__Input for this task__:
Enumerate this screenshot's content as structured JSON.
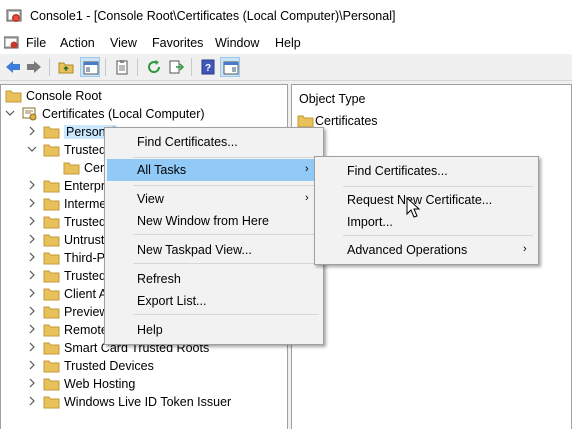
{
  "window": {
    "title": "Console1 - [Console Root\\Certificates (Local Computer)\\Personal]"
  },
  "menubar": {
    "items": [
      "File",
      "Action",
      "View",
      "Favorites",
      "Window",
      "Help"
    ]
  },
  "tree": {
    "root": "Console Root",
    "certificates": "Certificates (Local Computer)",
    "items": [
      "Personal",
      "Trusted",
      "Cer",
      "Enterpr",
      "Interme",
      "Trusted",
      "Untrust",
      "Third-P",
      "Trusted",
      "Client A",
      "Preview",
      "Remote",
      "Smart Card Trusted Roots",
      "Trusted Devices",
      "Web Hosting",
      "Windows Live ID Token Issuer"
    ]
  },
  "right_pane": {
    "header": "Object Type",
    "rows": [
      "Certificates"
    ]
  },
  "context_menu": {
    "items": [
      "Find Certificates...",
      "All Tasks",
      "View",
      "New Window from Here",
      "New Taskpad View...",
      "Refresh",
      "Export List...",
      "Help"
    ]
  },
  "submenu": {
    "items": [
      "Find Certificates...",
      "Request New Certificate...",
      "Import...",
      "Advanced Operations"
    ]
  },
  "colors": {
    "highlight": "#91c9f7",
    "folder": "#e8c15a",
    "menu_bg": "#f2f2f2"
  }
}
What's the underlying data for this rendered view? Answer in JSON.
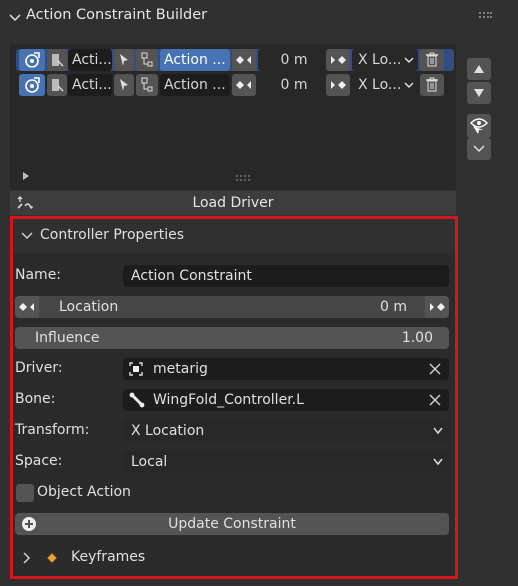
{
  "panel": {
    "title": "Action Constraint Builder"
  },
  "list": {
    "rows": [
      {
        "name": "Acti...",
        "target": "Action ...",
        "frame": "0 m",
        "transform": "X Lo...",
        "selected": true
      },
      {
        "name": "Acti...",
        "target": "Action ...",
        "frame": "0 m",
        "transform": "X Lo...",
        "selected": false
      }
    ]
  },
  "load_driver": {
    "label": "Load Driver"
  },
  "controller": {
    "title": "Controller Properties",
    "name_label": "Name:",
    "name_value": "Action Constraint",
    "location_label": "Location",
    "location_value": "0 m",
    "influence_label": "Influence",
    "influence_value": "1.00",
    "driver_label": "Driver:",
    "driver_value": "metarig",
    "bone_label": "Bone:",
    "bone_value": "WingFold_Controller.L",
    "transform_label": "Transform:",
    "transform_value": "X Location",
    "space_label": "Space:",
    "space_value": "Local",
    "object_action_label": "Object Action",
    "update_label": "Update Constraint",
    "keyframes_label": "Keyframes"
  },
  "colors": {
    "accent": "#4772b3",
    "highlight_border": "#d8141c",
    "keyframe": "#e8a33a"
  }
}
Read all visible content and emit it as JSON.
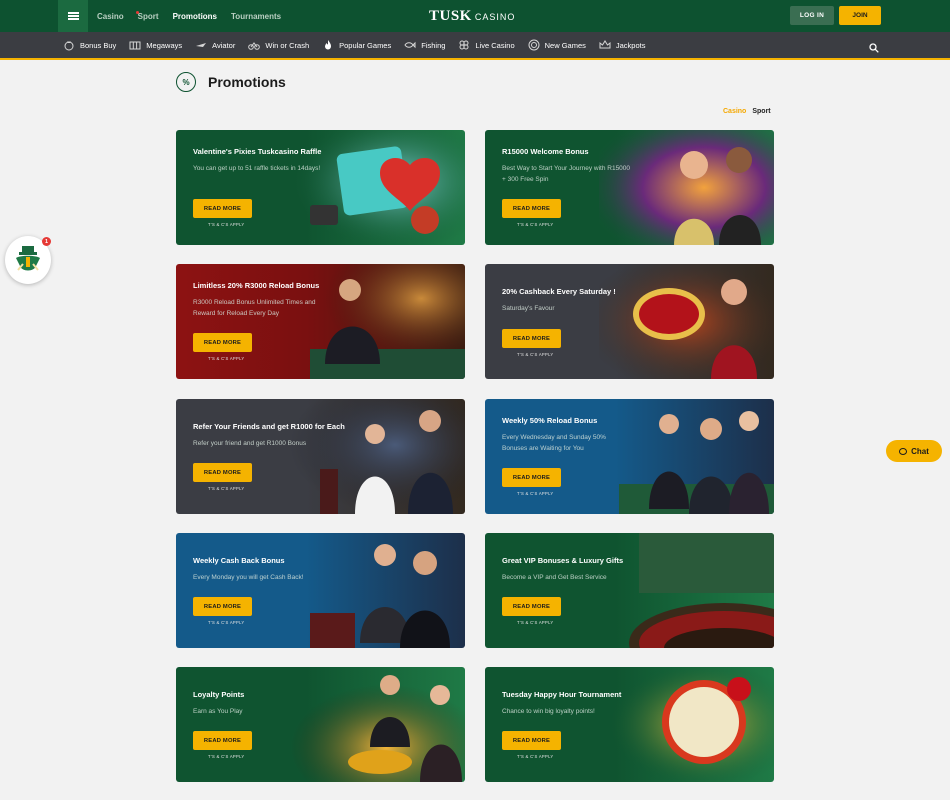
{
  "header": {
    "nav": [
      "Casino",
      "Sport",
      "Promotions",
      "Tournaments"
    ],
    "logo_main": "TUSK",
    "logo_sub": "CASINO",
    "login_label": "LOG IN",
    "join_label": "JOIN"
  },
  "categories": [
    {
      "label": "Bonus Buy",
      "icon": "money-bag-icon"
    },
    {
      "label": "Megaways",
      "icon": "slot-icon"
    },
    {
      "label": "Aviator",
      "icon": "plane-icon"
    },
    {
      "label": "Win or Crash",
      "icon": "bike-icon"
    },
    {
      "label": "Popular Games",
      "icon": "fire-icon"
    },
    {
      "label": "Fishing",
      "icon": "fish-icon"
    },
    {
      "label": "Live Casino",
      "icon": "cards-icon"
    },
    {
      "label": "New Games",
      "icon": "chip-icon"
    },
    {
      "label": "Jackpots",
      "icon": "crown-icon"
    }
  ],
  "page": {
    "title": "Promotions",
    "filter_casino": "Casino",
    "filter_sport": "Sport"
  },
  "promos": [
    {
      "title": "Valentine's Pixies  Tuskcasino Raffle",
      "desc": "You can get up to 51 raffle tickets in 14days!",
      "button": "READ MORE",
      "tc": "T'S & C'S APPLY"
    },
    {
      "title": "R15000 Welcome Bonus",
      "desc": "Best Way to Start Your Journey with R15000 + 300 Free Spin",
      "button": "READ MORE",
      "tc": "T'S & C'S APPLY"
    },
    {
      "title": "Limitless 20% R3000 Reload Bonus",
      "desc": "R3000 Reload Bonus Unlimited Times and Reward for Reload Every Day",
      "button": "READ MORE",
      "tc": "T'S & C'S APPLY"
    },
    {
      "title": "20% Cashback Every Saturday !",
      "desc": "Saturday's Favour",
      "button": "READ MORE",
      "tc": "T'S & C'S APPLY"
    },
    {
      "title": "Refer Your Friends and get R1000 for Each",
      "desc": "Refer your friend and get R1000 Bonus",
      "button": "READ MORE",
      "tc": "T'S & C'S APPLY"
    },
    {
      "title": "Weekly 50% Reload Bonus",
      "desc": "Every Wednesday and Sunday 50% Bonuses are Waiting for You",
      "button": "READ MORE",
      "tc": "T'S & C'S APPLY"
    },
    {
      "title": "Weekly Cash Back Bonus",
      "desc": "Every Monday you will get Cash Back!",
      "button": "READ MORE",
      "tc": "T'S & C'S APPLY"
    },
    {
      "title": "Great VIP Bonuses & Luxury Gifts",
      "desc": "Become a VIP and Get Best Service",
      "button": "READ MORE",
      "tc": "T'S & C'S APPLY"
    },
    {
      "title": "Loyalty Points",
      "desc": "Earn as You Play",
      "button": "READ MORE",
      "tc": "T'S & C'S APPLY"
    },
    {
      "title": "Tuesday Happy Hour Tournament",
      "desc": "Chance to win big loyalty points!",
      "button": "READ MORE",
      "tc": "T'S & C'S APPLY"
    }
  ],
  "floating": {
    "badge_count": "1",
    "chat_label": "Chat"
  }
}
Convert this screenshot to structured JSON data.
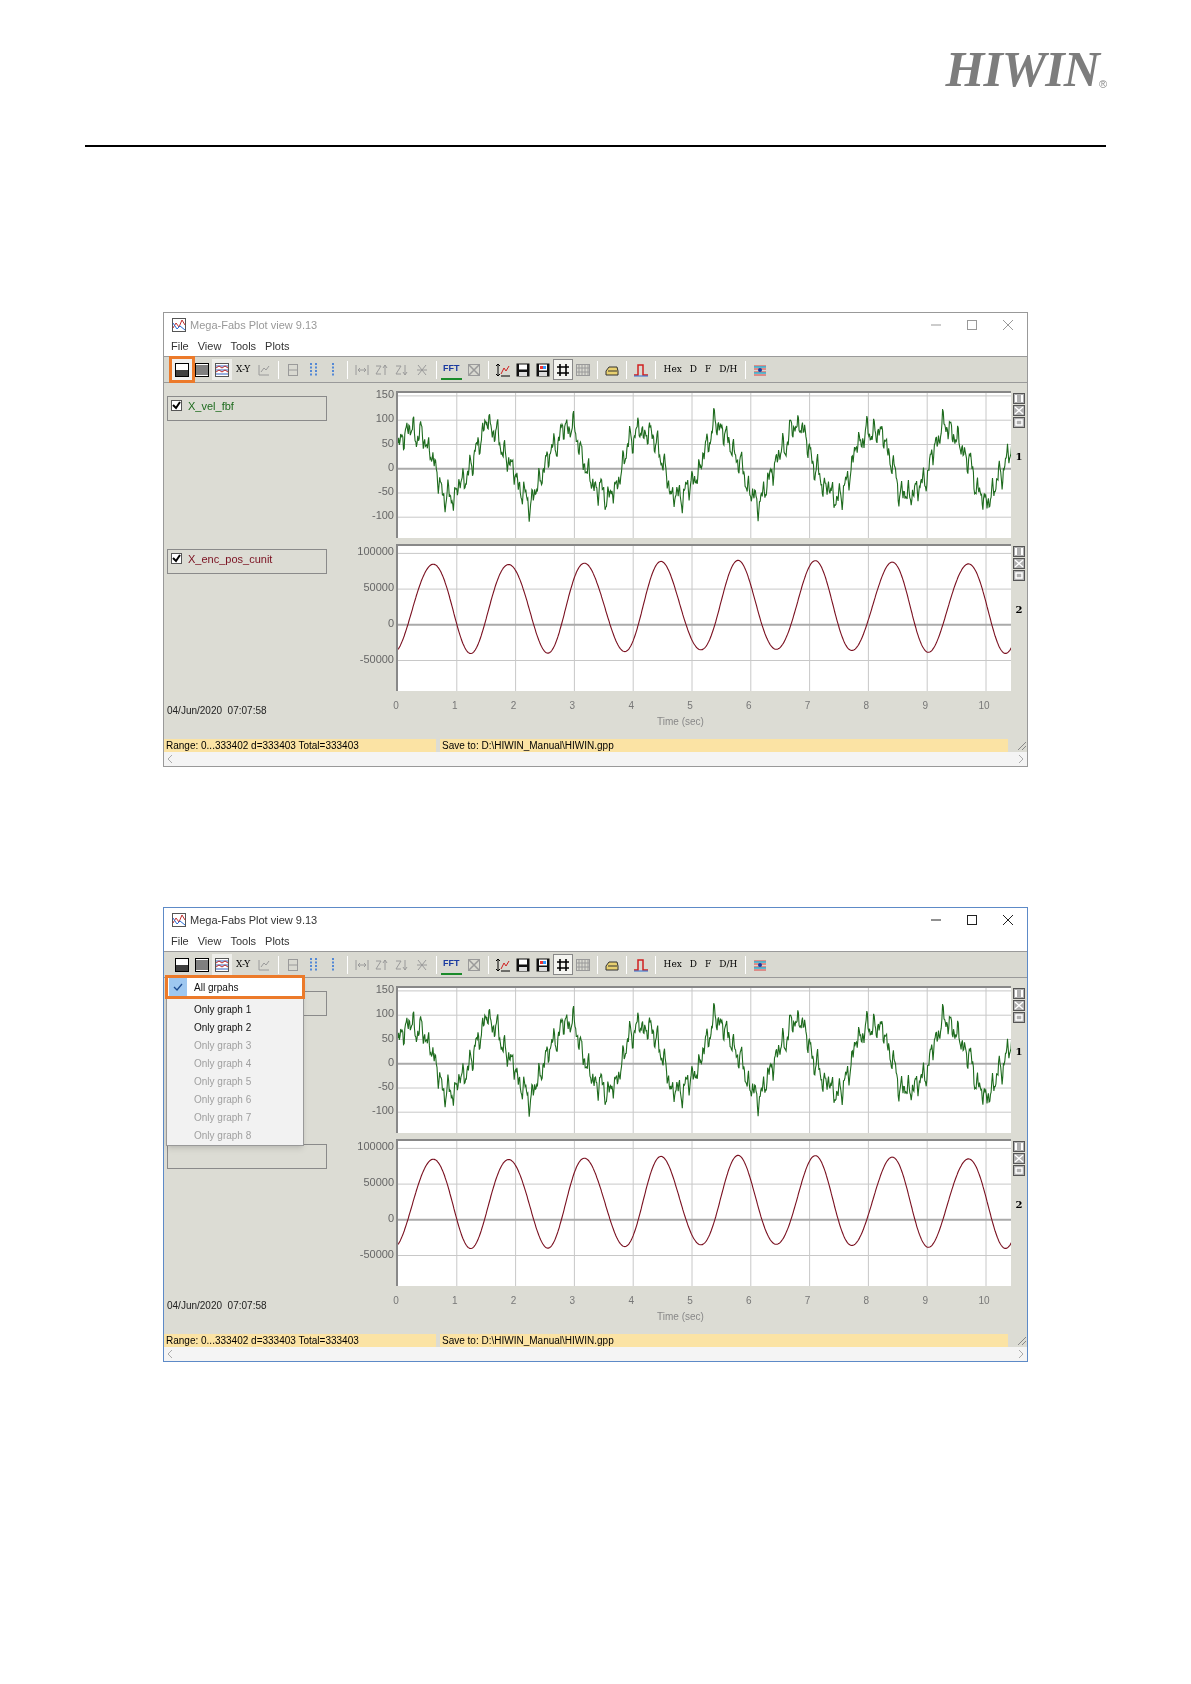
{
  "header": {
    "logo": "HIWIN",
    "mark": "®"
  },
  "windows": [
    {
      "title": "Mega-Fabs Plot view 9.13",
      "active": false,
      "menu": [
        "File",
        "View",
        "Tools",
        "Plots"
      ],
      "toolbar": {
        "texts": [
          "X-Y",
          "FFT",
          "Hex",
          "D",
          "F",
          "D/H"
        ],
        "first_highlighted": true,
        "grid_pressed": true
      },
      "graphs": [
        {
          "kind": "velocity",
          "signal": "X_vel_fbf",
          "checked": true,
          "color": "#1e6b1e",
          "number": "1",
          "yticks": [
            "150",
            "100",
            "50",
            "0",
            "-50",
            "-100"
          ]
        },
        {
          "kind": "position",
          "signal": "X_enc_pos_cunit",
          "checked": true,
          "color": "#7a1020",
          "number": "2",
          "yticks": [
            "100000",
            "50000",
            "0",
            "-50000"
          ]
        }
      ],
      "xticks": [
        "0",
        "1",
        "2",
        "3",
        "4",
        "5",
        "6",
        "7",
        "8",
        "9",
        "10"
      ],
      "xlabel": "Time (sec)",
      "timestamp": "04/Jun/2020  07:07:58",
      "status": [
        "Range: 0...333402 d=333403 Total=333403",
        "Save to: D:\\HIWIN_Manual\\HIWIN.gpp"
      ]
    },
    {
      "title": "Mega-Fabs Plot view 9.13",
      "active": true,
      "menu": [
        "File",
        "View",
        "Tools",
        "Plots"
      ],
      "toolbar": {
        "texts": [
          "X-Y",
          "FFT",
          "Hex",
          "D",
          "F",
          "D/H"
        ],
        "first_highlighted": false,
        "grid_pressed": true
      },
      "graphs": [
        {
          "kind": "velocity",
          "color": "#1e6b1e",
          "number": "1",
          "yticks": [
            "150",
            "100",
            "50",
            "0",
            "-50",
            "-100"
          ]
        },
        {
          "kind": "position",
          "color": "#7a1020",
          "number": "2",
          "yticks": [
            "100000",
            "50000",
            "0",
            "-50000"
          ]
        }
      ],
      "xticks": [
        "0",
        "1",
        "2",
        "3",
        "4",
        "5",
        "6",
        "7",
        "8",
        "9",
        "10"
      ],
      "xlabel": "Time (sec)",
      "timestamp": "04/Jun/2020  07:07:58",
      "status": [
        "Range: 0...333402 d=333403 Total=333403",
        "Save to: D:\\HIWIN_Manual\\HIWIN.gpp"
      ],
      "dropdown": {
        "items": [
          {
            "label": "All grpahs",
            "checked": true,
            "disabled": false,
            "highlighted": true
          },
          {
            "label": "Only graph 1",
            "checked": false,
            "disabled": false,
            "highlighted": false
          },
          {
            "label": "Only graph 2",
            "checked": false,
            "disabled": false,
            "highlighted": false
          },
          {
            "label": "Only graph 3",
            "checked": false,
            "disabled": true,
            "highlighted": false
          },
          {
            "label": "Only graph 4",
            "checked": false,
            "disabled": true,
            "highlighted": false
          },
          {
            "label": "Only graph 5",
            "checked": false,
            "disabled": true,
            "highlighted": false
          },
          {
            "label": "Only graph 6",
            "checked": false,
            "disabled": true,
            "highlighted": false
          },
          {
            "label": "Only graph 7",
            "checked": false,
            "disabled": true,
            "highlighted": false
          },
          {
            "label": "Only graph 8",
            "checked": false,
            "disabled": true,
            "highlighted": false
          }
        ]
      }
    }
  ]
}
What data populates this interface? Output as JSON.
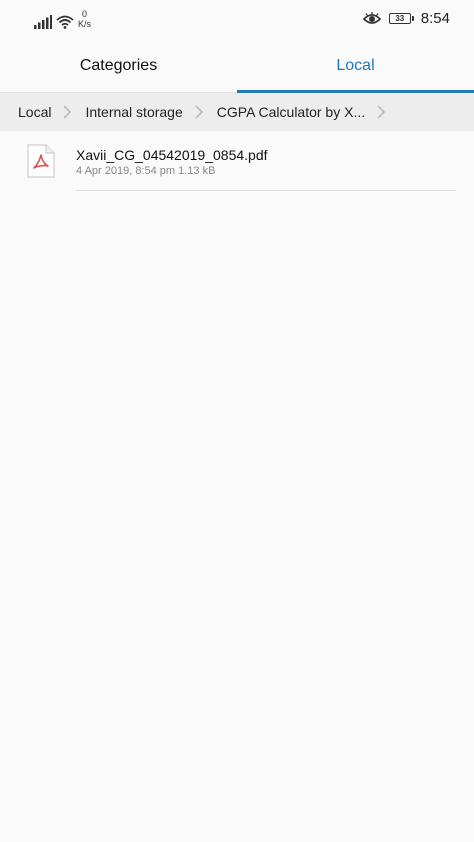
{
  "status_bar": {
    "net_speed_value": "0",
    "net_speed_unit": "K/s",
    "battery_level": "33",
    "time": "8:54"
  },
  "tabs": [
    {
      "label": "Categories",
      "active": false
    },
    {
      "label": "Local",
      "active": true
    }
  ],
  "breadcrumb": [
    "Local",
    "Internal storage",
    "CGPA Calculator by X..."
  ],
  "files": [
    {
      "name": "Xavii_CG_04542019_0854.pdf",
      "date": "4 Apr 2019, 8:54 pm",
      "size": "1.13 kB",
      "icon": "pdf-file-icon"
    }
  ],
  "colors": {
    "accent": "#1f7ab8",
    "pdf_red": "#d9534f"
  }
}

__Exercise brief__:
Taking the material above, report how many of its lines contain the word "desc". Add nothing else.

__Exercise solution__:
10